• **ACTIVITY**: Down to the last character, repeat the entries beneath this task.

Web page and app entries
------------------------------------

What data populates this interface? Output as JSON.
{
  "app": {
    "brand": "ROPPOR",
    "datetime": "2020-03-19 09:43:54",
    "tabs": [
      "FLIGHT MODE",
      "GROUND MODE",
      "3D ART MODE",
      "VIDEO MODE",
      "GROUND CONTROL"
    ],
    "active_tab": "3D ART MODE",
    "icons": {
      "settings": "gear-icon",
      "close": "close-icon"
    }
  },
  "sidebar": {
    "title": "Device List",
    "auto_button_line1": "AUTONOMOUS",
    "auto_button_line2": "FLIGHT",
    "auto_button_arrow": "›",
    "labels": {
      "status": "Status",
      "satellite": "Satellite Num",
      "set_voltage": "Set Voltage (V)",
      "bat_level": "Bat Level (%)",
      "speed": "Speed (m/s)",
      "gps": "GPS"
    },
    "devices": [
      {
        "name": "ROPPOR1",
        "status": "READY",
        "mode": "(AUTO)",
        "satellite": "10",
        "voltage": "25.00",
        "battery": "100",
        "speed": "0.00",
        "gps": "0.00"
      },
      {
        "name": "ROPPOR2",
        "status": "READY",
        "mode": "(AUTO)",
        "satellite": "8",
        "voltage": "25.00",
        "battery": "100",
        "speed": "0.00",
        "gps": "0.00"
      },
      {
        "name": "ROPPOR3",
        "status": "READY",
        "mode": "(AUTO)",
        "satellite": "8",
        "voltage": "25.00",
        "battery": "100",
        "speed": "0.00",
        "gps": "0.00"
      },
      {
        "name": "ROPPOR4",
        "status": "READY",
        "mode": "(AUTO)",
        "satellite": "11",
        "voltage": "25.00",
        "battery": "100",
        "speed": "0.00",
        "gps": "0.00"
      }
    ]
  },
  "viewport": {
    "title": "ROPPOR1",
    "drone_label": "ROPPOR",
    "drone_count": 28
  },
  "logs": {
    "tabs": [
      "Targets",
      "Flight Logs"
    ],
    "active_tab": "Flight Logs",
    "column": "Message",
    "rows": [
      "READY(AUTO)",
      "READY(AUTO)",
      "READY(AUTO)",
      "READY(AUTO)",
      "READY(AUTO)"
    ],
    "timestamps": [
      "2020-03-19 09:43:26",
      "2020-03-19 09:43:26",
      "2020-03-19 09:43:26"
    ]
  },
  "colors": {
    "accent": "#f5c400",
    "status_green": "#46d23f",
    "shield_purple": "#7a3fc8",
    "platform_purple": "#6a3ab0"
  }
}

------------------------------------

• **RESPONSE AREA**:
What data populates this interface? Output as JSON.
{
  "app": {
    "brand": "ROPPOR",
    "datetime": "2020-03-19 09:43:54",
    "tabs": [
      "FLIGHT MODE",
      "GROUND MODE",
      "3D ART MODE",
      "VIDEO MODE",
      "GROUND CONTROL"
    ],
    "active_tab": "3D ART MODE",
    "icons": {
      "settings": "gear-icon",
      "close": "close-icon"
    }
  },
  "sidebar": {
    "title": "Device List",
    "auto_button_line1": "AUTONOMOUS",
    "auto_button_line2": "FLIGHT",
    "auto_button_arrow": "›",
    "labels": {
      "status": "Status",
      "satellite": "Satellite Num",
      "set_voltage": "Set Voltage (V)",
      "bat_level": "Bat Level (%)",
      "speed": "Speed (m/s)",
      "gps": "GPS"
    },
    "devices": [
      {
        "name": "ROPPOR1",
        "status": "READY",
        "mode": "(AUTO)",
        "satellite": "10",
        "voltage": "25.00",
        "battery": "100",
        "speed": "0.00",
        "gps": "0.00"
      },
      {
        "name": "ROPPOR2",
        "status": "READY",
        "mode": "(AUTO)",
        "satellite": "8",
        "voltage": "25.00",
        "battery": "100",
        "speed": "0.00",
        "gps": "0.00"
      },
      {
        "name": "ROPPOR3",
        "status": "READY",
        "mode": "(AUTO)",
        "satellite": "8",
        "voltage": "25.00",
        "battery": "100",
        "speed": "0.00",
        "gps": "0.00"
      },
      {
        "name": "ROPPOR4",
        "status": "READY",
        "mode": "(AUTO)",
        "satellite": "11",
        "voltage": "25.00",
        "battery": "100",
        "speed": "0.00",
        "gps": "0.00"
      }
    ]
  },
  "viewport": {
    "title": "ROPPOR1",
    "drone_label": "ROPPOR",
    "drone_count": 28
  },
  "logs": {
    "tabs": [
      "Targets",
      "Flight Logs"
    ],
    "active_tab": "Flight Logs",
    "column": "Message",
    "rows": [
      "READY(AUTO)",
      "READY(AUTO)",
      "READY(AUTO)",
      "READY(AUTO)",
      "READY(AUTO)"
    ],
    "timestamps": [
      "2020-03-19 09:43:26",
      "2020-03-19 09:43:26",
      "2020-03-19 09:43:26"
    ]
  },
  "colors": {
    "accent": "#f5c400",
    "status_green": "#46d23f",
    "shield_purple": "#7a3fc8",
    "platform_purple": "#6a3ab0"
  }
}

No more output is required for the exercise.